In cruise, the airplane flies itself, hands-off, even in the occasional light turbulence we encountered. Its a solid instrument airplane thats fast enough to turn in a good performance with a busy approach control yet not so slick that youd get behind it when trying to slow for final approach. (No gear to worry about, either.)

As far cruise and en route utility, the 206 is so-so for an airplane in this price range. The model we flew had electric prop anti-ice (a $4750 option) only and was not certified for known ice, nor is that an available option, making us question the electric prop.

Dual vacuum pumps are standard and both are in constant operation. Should one fail, an annunciator light alerts the pilot without-theoretically-an interruption in vacuum, a good design in our view. We would like to see a back-up alternator for IFR operations.

When our rich Aunt Eudrice finally dies and leaves us $350,000 with the proviso that we must buy a new airplane, the Stationair will surely be considered. It, like Auntie, does have its quirks, however. The lack of a co-pilot side door is annoying as are the flaps that block the cargo doors. Pre-flighting an engine through an oil access door is not a preflight, in our view. Its needs a larger access door, as older 172s have.

On the cool winter day we flew, we couldnt evaluate the cabin ventilation but we can attest that the heater worked just fine at low altitudes. Cant speak for the rear passengers all the way back in row 3, who are likely to be kids anyway. Toss em a blanket.

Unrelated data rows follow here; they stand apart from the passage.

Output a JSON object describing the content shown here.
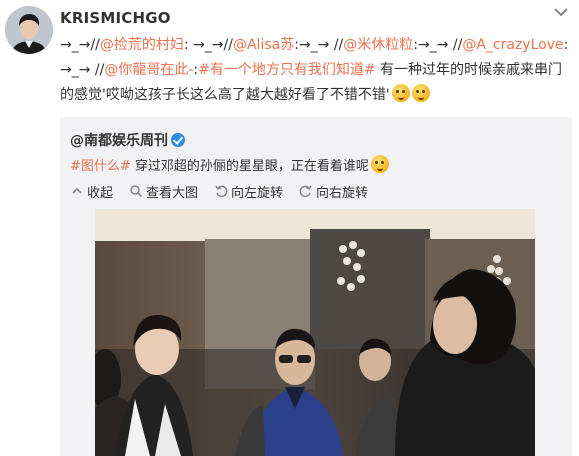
{
  "author": {
    "name": "KRISMICHGO"
  },
  "post": {
    "parts": [
      {
        "text": "→_→//",
        "link": false
      },
      {
        "text": "@捡荒的村妇",
        "link": true
      },
      {
        "text": ": →_→//",
        "link": false
      },
      {
        "text": "@Alisa苏",
        "link": true
      },
      {
        "text": ":→_→ //",
        "link": false
      },
      {
        "text": "@米休粒粒",
        "link": true
      },
      {
        "text": ":→_→ //",
        "link": false
      },
      {
        "text": "@A_crazyLove",
        "link": true
      },
      {
        "text": ":→_→ //",
        "link": false
      },
      {
        "text": "@你龍哥在此-",
        "link": true
      },
      {
        "text": ":",
        "link": false
      },
      {
        "text": "#有一个地方只有我们知道#",
        "link": true
      },
      {
        "text": " 有一种过年的时候亲戚来串门的感觉'哎呦这孩子长这么高了越大越好看了不错不错'",
        "link": false
      }
    ]
  },
  "repost": {
    "author": "@南都娱乐周刊",
    "hashtag": "#图什么#",
    "text": " 穿过邓超的孙俪的星星眼，正在看着谁呢"
  },
  "actions": [
    {
      "label": "收起",
      "icon": "collapse-icon"
    },
    {
      "label": "查看大图",
      "icon": "zoom-icon"
    },
    {
      "label": "向左旋转",
      "icon": "rotate-left-icon"
    },
    {
      "label": "向右旋转",
      "icon": "rotate-right-icon"
    }
  ],
  "colors": {
    "link": "#eb7350",
    "repost_bg": "#f2f2f5",
    "verified": "#2f89e6"
  }
}
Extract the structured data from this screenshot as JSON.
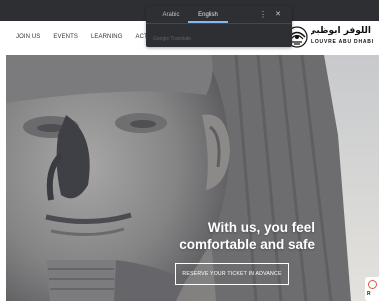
{
  "translate_popup": {
    "tabs": [
      "Arabic",
      "English"
    ],
    "active_tab": "English",
    "menu_icon": "more-vert-icon",
    "close_icon": "close-icon",
    "brand": "Google Translate",
    "accent_color": "#8ab4f8"
  },
  "nav": {
    "items": [
      "JOIN US",
      "EVENTS",
      "LEARNING",
      "ACTIV"
    ]
  },
  "logo": {
    "arabic": "اللوفر أبوظبي",
    "english": "LOUVRE ABU DHABI"
  },
  "hero": {
    "title_line1": "With us, you feel",
    "title_line2": "comfortable and safe",
    "cta_label": "RESERVE YOUR TICKET IN ADVANCE"
  },
  "side_widget": {
    "icon": "help-circle-icon",
    "label": "R"
  }
}
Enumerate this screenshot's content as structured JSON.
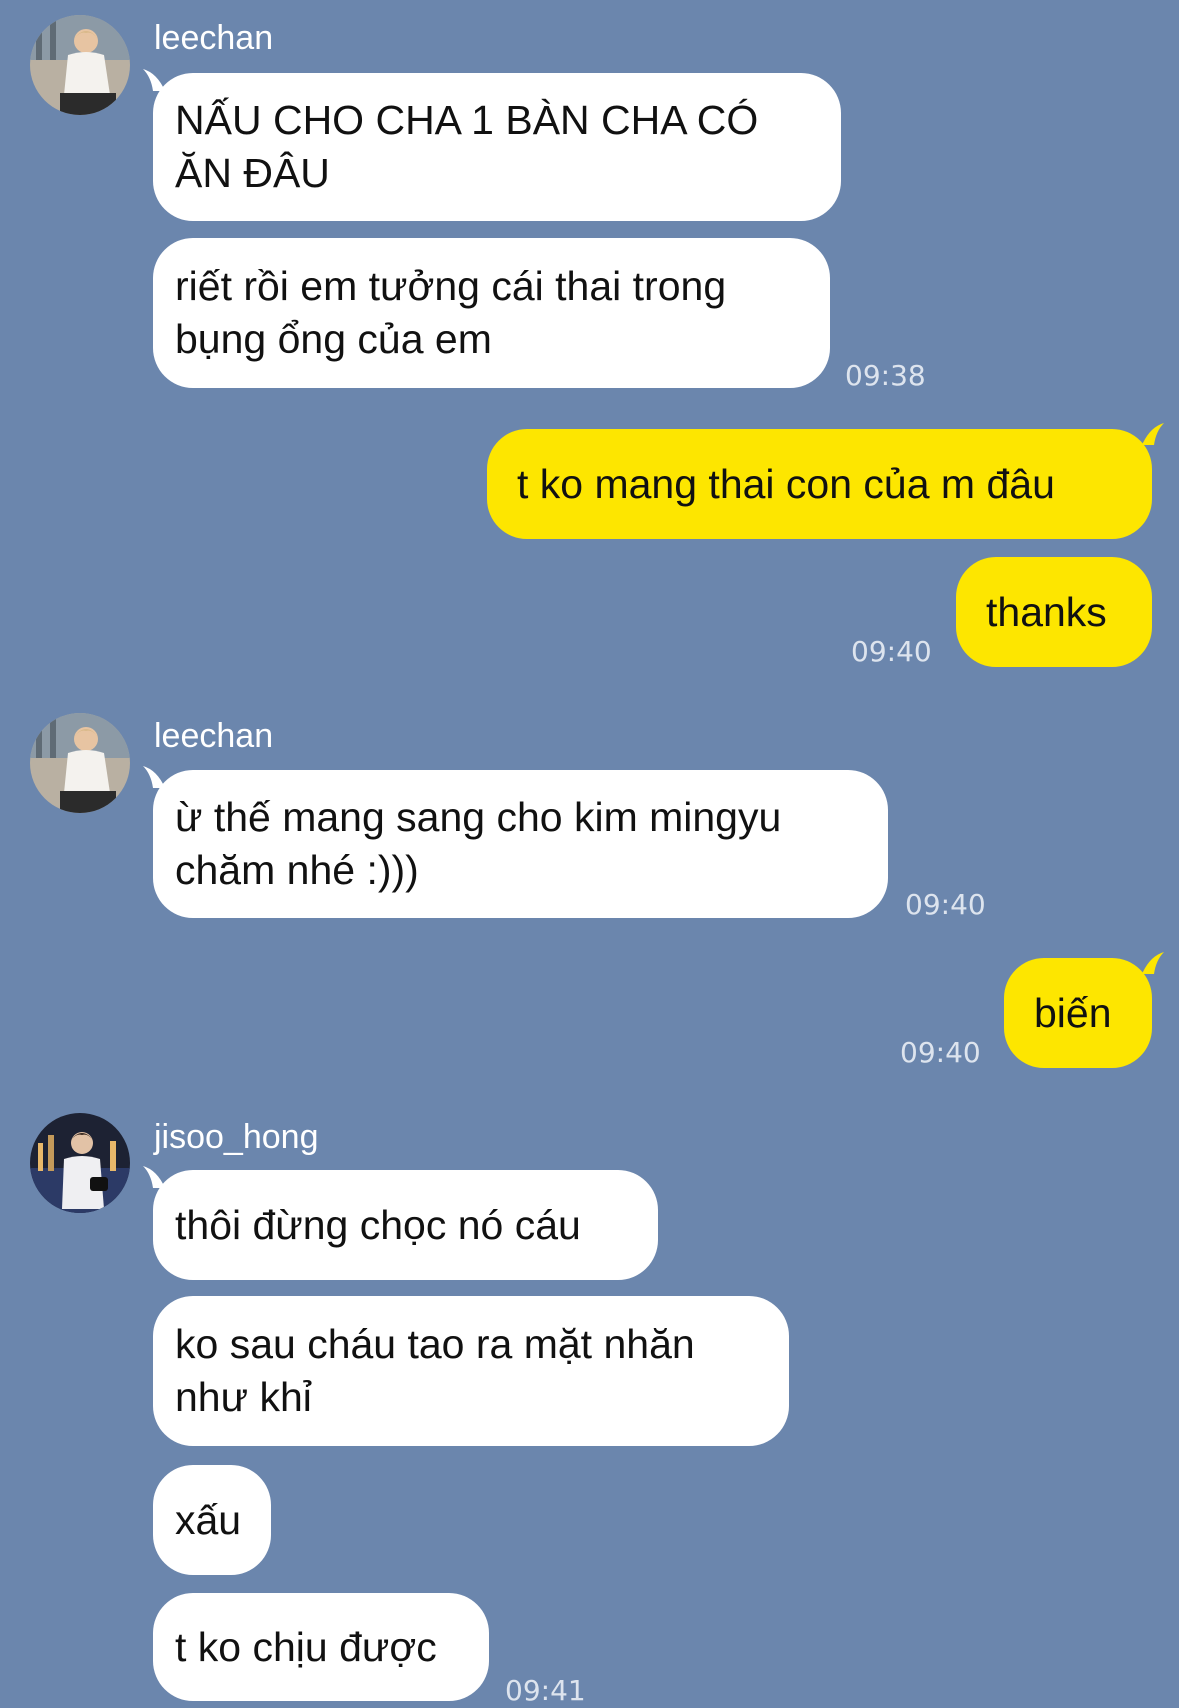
{
  "accent_colors": {
    "background": "#6b86ad",
    "incoming_bubble": "#ffffff",
    "outgoing_bubble": "#fde600"
  },
  "messages": {
    "g1": {
      "sender": "leechan",
      "avatar": "user-avatar-photo",
      "m1_line1": "NẤU CHO CHA 1 BÀN CHA CÓ",
      "m1_line2": "ĂN ĐÂU",
      "m2_line1": "riết rồi em tưởng cái thai trong",
      "m2_line2": "bụng ổng của em",
      "time": "09:38"
    },
    "g2": {
      "m1": "t ko mang thai con của m đâu",
      "m2": "thanks",
      "time": "09:40"
    },
    "g3": {
      "sender": "leechan",
      "avatar": "user-avatar-photo",
      "m1_line1": "ừ thế mang sang cho kim mingyu",
      "m1_line2": "chăm nhé :)))",
      "time": "09:40"
    },
    "g4": {
      "m1": "biến",
      "time": "09:40"
    },
    "g5": {
      "sender": "jisoo_hong",
      "avatar": "user-avatar-photo",
      "m1": "thôi đừng chọc nó cáu",
      "m2_line1": "ko sau cháu tao ra mặt nhăn",
      "m2_line2": "như khỉ",
      "m3": "xấu",
      "m4": "t ko chịu được",
      "time": "09:41"
    }
  }
}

Overall, the panel is good, but an airplane in this price range needs an HSI, Stormscope, two-axis auto pilot and either a KLN90B or a Garmin GNS 430. A swap of the KX 155 for a 165 might be asking too much, but at this level of investment, a minimal panel wont cut it.

Whats most interesting about the new Stationair is that its in a class by itself and even if you stretch that class to include other six placers, its much cheaper than the competition. It has six seats but think of it as a four seater with lots of baggage space and the unique ability to remove those seats and haul lots of large things.

We definitely would let Aunt Eudrice spring for the Turbo model. It is a tough bird built by an airplane company thats been around a few years, and, by all appearances, seems dedicated to quality and after sale service. Cessna 172 and 182 owners tell us the company is responsive to complaints.

The network of CSTAR service centers and the good supply of parts from Textrons Lycoming and Cessna divisions along with the reliable Bendix/King radios makes for a good long term outlook. Before plunking down a deposit, we would highly recommend the prospective buyer travel to Independence to tour the plant and meet the people building these things.

But if youre really on the market for a new 206, act fast if you want it soon. Currently, because orders are brisk and production is not completely up to speed, the next delivery date is December, 1999. Some CSTARs have Stationairs on the ramp, so you may be able to get one through them sooner.

Cessna Aircraft Company
P.O. Box 1996
Independence, KS 67301

Also With This Article
Click here to view the Cessna 206 Checklist.
Click here to view “The 206 Compared (It Doesn’t).”

-by Paul Berge

Paul Berge is a CFII and regular Aviation Consumer contributor.